As mentioned earlier, dracaenas are sensitive to fluoride in your water, which may cause browning at the leaf tips, or sometimes yellowing. You can nip this in the bud by using rainwater.
Other issues can also result in dracaena browning, yellowing or drooping of leaves. These include not enough humidity, overwatering, poor drainage or sun that’s too direct.
Is a Dracaena Toxic to Cats or Dogs?
If your pet has a tendency to eat houseplants, don’t get a dracaena. Dracaena can be toxic to dogs and cats. Eating the foliage can result in vomiting, depression, weight loss, hypersalivation and dilated pupils.
Pruning Dracaena Houseplants
Thought they can start small and grow big, dracaena pruning is possible and often welcomed. If your plant has grown too tall, you can cut off the stem and root the cutting in water. A new crown of foliage will grow back on the stem where you made the cut.

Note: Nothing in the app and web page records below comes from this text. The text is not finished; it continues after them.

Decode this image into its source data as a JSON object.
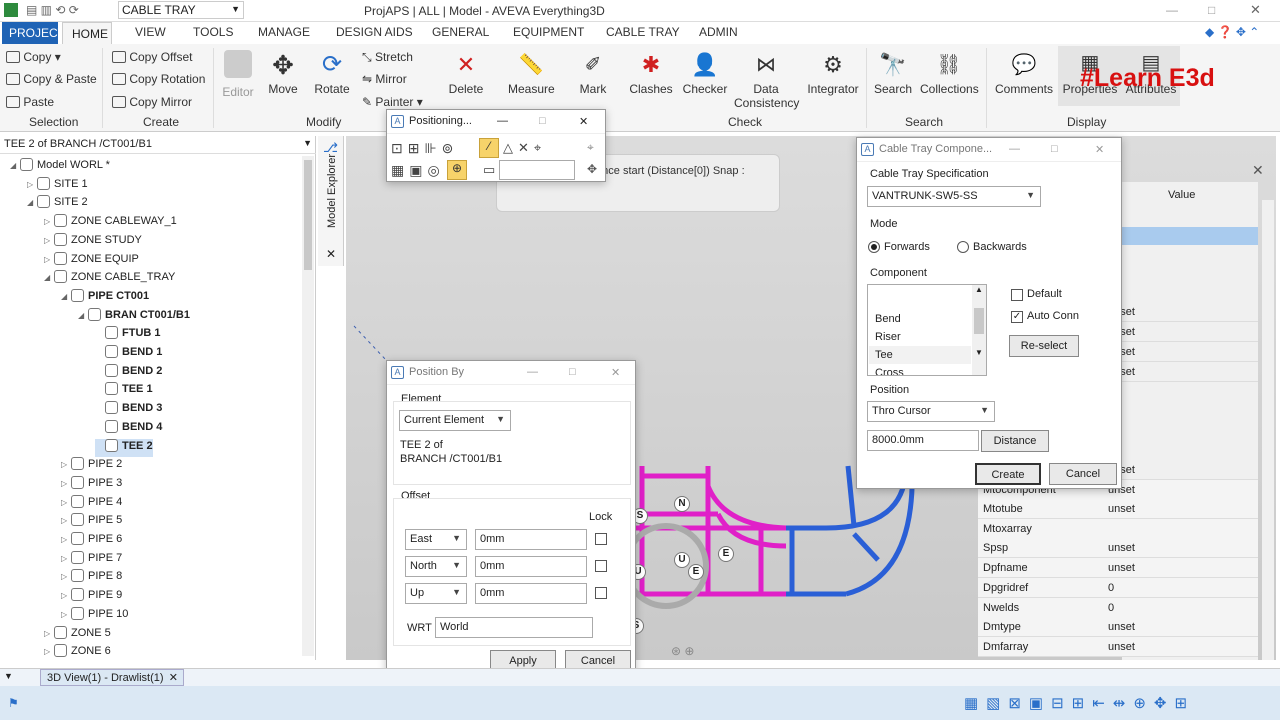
{
  "window": {
    "title": "ProjAPS | ALL | Model - AVEVA Everything3D",
    "quick_combo": "CABLE TRAY"
  },
  "menu": {
    "tabs": [
      "PROJECT",
      "HOME",
      "VIEW",
      "TOOLS",
      "MANAGE",
      "DESIGN AIDS",
      "GENERAL",
      "EQUIPMENT",
      "CABLE TRAY",
      "ADMIN"
    ]
  },
  "ribbon": {
    "selection": {
      "copy": "Copy",
      "copy_paste": "Copy & Paste",
      "paste": "Paste",
      "group": "Selection"
    },
    "create": {
      "copy_offset": "Copy Offset",
      "copy_rotation": "Copy Rotation",
      "copy_mirror": "Copy Mirror",
      "group": "Create"
    },
    "modify": {
      "editor": "Editor",
      "move": "Move",
      "rotate": "Rotate",
      "stretch": "Stretch",
      "mirror": "Mirror",
      "painter": "Painter",
      "group": "Modify"
    },
    "check": {
      "delete": "Delete",
      "measure": "Measure",
      "mark": "Mark",
      "clashes": "Clashes",
      "checker": "Checker",
      "data_consistency_1": "Data",
      "data_consistency_2": "Consistency",
      "integrator": "Integrator",
      "group": "Check"
    },
    "search": {
      "search": "Search",
      "collections": "Collections",
      "group": "Search"
    },
    "display": {
      "comments": "Comments",
      "properties": "Properties",
      "attributes": "Attributes",
      "group": "Display"
    },
    "watermark": "#Learn E3d"
  },
  "tree": {
    "header": "TEE 2 of BRANCH /CT001/B1",
    "explorer_label": "Model Explorer",
    "items": [
      "Model WORL *",
      "SITE 1",
      "SITE 2",
      "ZONE CABLEWAY_1",
      "ZONE STUDY",
      "ZONE EQUIP",
      "ZONE CABLE_TRAY",
      "PIPE CT001",
      "BRAN CT001/B1",
      "FTUB 1",
      "BEND 1",
      "BEND 2",
      "TEE 1",
      "BEND 3",
      "BEND 4",
      "TEE 2",
      "PIPE 2",
      "PIPE 3",
      "PIPE 4",
      "PIPE 5",
      "PIPE 6",
      "PIPE 7",
      "PIPE 8",
      "PIPE 9",
      "PIPE 10",
      "ZONE 5",
      "ZONE 6"
    ]
  },
  "positioning": {
    "title": "Positioning...",
    "prompt": "tance start (Distance[0]) Snap :"
  },
  "position_by": {
    "title": "Position By",
    "element_label": "Element",
    "element_value": "Current Element",
    "element_desc_1": "TEE 2 of",
    "element_desc_2": "BRANCH /CT001/B1",
    "offset_label": "Offset",
    "lock_label": "Lock",
    "rows": [
      {
        "dir": "East",
        "val": "0mm"
      },
      {
        "dir": "North",
        "val": "0mm"
      },
      {
        "dir": "Up",
        "val": "0mm"
      }
    ],
    "wrt_label": "WRT",
    "wrt_value": "World",
    "apply": "Apply",
    "cancel": "Cancel"
  },
  "cable_tray": {
    "title": "Cable Tray Compone...",
    "spec_label": "Cable Tray Specification",
    "spec_value": "VANTRUNK-SW5-SS",
    "mode_label": "Mode",
    "forwards": "Forwards",
    "backwards": "Backwards",
    "component_label": "Component",
    "components": [
      "Bend",
      "Riser",
      "Tee",
      "Cross"
    ],
    "default": "Default",
    "auto_conn": "Auto Conn",
    "reselect": "Re-select",
    "position_label": "Position",
    "position_value": "Thro Cursor",
    "distance_value": "8000.0mm",
    "distance_btn": "Distance",
    "create": "Create",
    "cancel": "Cancel"
  },
  "attributes": {
    "value_header": "Value",
    "rows": [
      {
        "name": "",
        "value": "unset"
      },
      {
        "name": "",
        "value": "unset"
      },
      {
        "name": "",
        "value": "unset"
      },
      {
        "name": "",
        "value": "unset"
      },
      {
        "name": "",
        "value": "unset"
      },
      {
        "name": "Mtocomponent",
        "value": "unset"
      },
      {
        "name": "Mtotube",
        "value": "unset"
      },
      {
        "name": "Mtoxarray",
        "value": ""
      },
      {
        "name": "Spsp",
        "value": "unset"
      },
      {
        "name": "Dpfname",
        "value": "unset"
      },
      {
        "name": "Dpgridref",
        "value": "0"
      },
      {
        "name": "Nwelds",
        "value": "0"
      },
      {
        "name": "Dmtype",
        "value": "unset"
      },
      {
        "name": "Dmfarray",
        "value": "unset"
      }
    ]
  },
  "doc_tab": "3D View(1) - Drawlist(1)",
  "model_labels": [
    "N",
    "U",
    "E",
    "E",
    "U",
    "S",
    "S"
  ],
  "colors": {
    "accent": "#1f63b5",
    "magenta": "#e020c8",
    "blue": "#2a5fd6"
  }
}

How To Propagate Dracaena
People don't usually grow dracaena from seeds. Rather, growers propagate dracaenas commercially by vegetative methods, usually by rooting cuttings. Sometimes air layer methods are used if the stems, or canes, are large. Although cane cuttings from a dracaena can also be rooted, this produces an unattractive branching pattern with shoots angling from the upper portion of the cane. In the warmer seasons, a dracaena may produce shoots at its base which can be removed and rooted.

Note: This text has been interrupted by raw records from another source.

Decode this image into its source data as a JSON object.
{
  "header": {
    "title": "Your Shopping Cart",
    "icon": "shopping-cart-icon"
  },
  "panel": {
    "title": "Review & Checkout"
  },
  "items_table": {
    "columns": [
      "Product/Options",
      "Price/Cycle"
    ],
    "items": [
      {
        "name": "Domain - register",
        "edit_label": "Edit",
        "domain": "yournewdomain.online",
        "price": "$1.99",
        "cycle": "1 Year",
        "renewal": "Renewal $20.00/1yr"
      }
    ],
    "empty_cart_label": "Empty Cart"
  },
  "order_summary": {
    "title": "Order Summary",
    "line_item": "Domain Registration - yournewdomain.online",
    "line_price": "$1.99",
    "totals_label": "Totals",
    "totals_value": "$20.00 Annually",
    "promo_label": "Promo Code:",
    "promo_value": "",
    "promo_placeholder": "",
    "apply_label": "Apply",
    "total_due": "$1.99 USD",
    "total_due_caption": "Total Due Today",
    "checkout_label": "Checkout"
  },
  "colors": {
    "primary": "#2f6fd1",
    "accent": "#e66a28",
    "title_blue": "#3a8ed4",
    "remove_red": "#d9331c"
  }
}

Types of Dracaena Plants
Several species of dracaena make excellent houseplants. Among popular dracaena indoor varieties are the corn plant dracaena (Dracaena fragrans 'Massangeana'), the Madagascar dragon tree (Dracaena marginata), and the very small ribbon plant (Dracaena sanderana) which tops out at 5 inches (13 cm) and has an upright stem and graceful green leaves with white stripes in the margins.
Gardening tips, videos, info and more delivered right to your inbox!
Sign up for the Gardening Know How newsletter today and receive a free download of our most popular eBook "How to Grow Delicious Tomatoes."
15 Garden Trends To Avoid in 2024: Experts Warn Against These Outdated Designs
Garden trends come and go. We asked gardening experts to share the outdated trends that should be retired – and what you can do instead.
By Melanie Griffiths Last updated
How To Overwinter Ollas For Years Of Use: Get More From Irrigation Pots
If you overwinter ollas properly, you'll keep these unique watering pots from cracking. Here's how to protect them in erratic winter temperatures so they last longer.
By Mary Ellen Ellis Published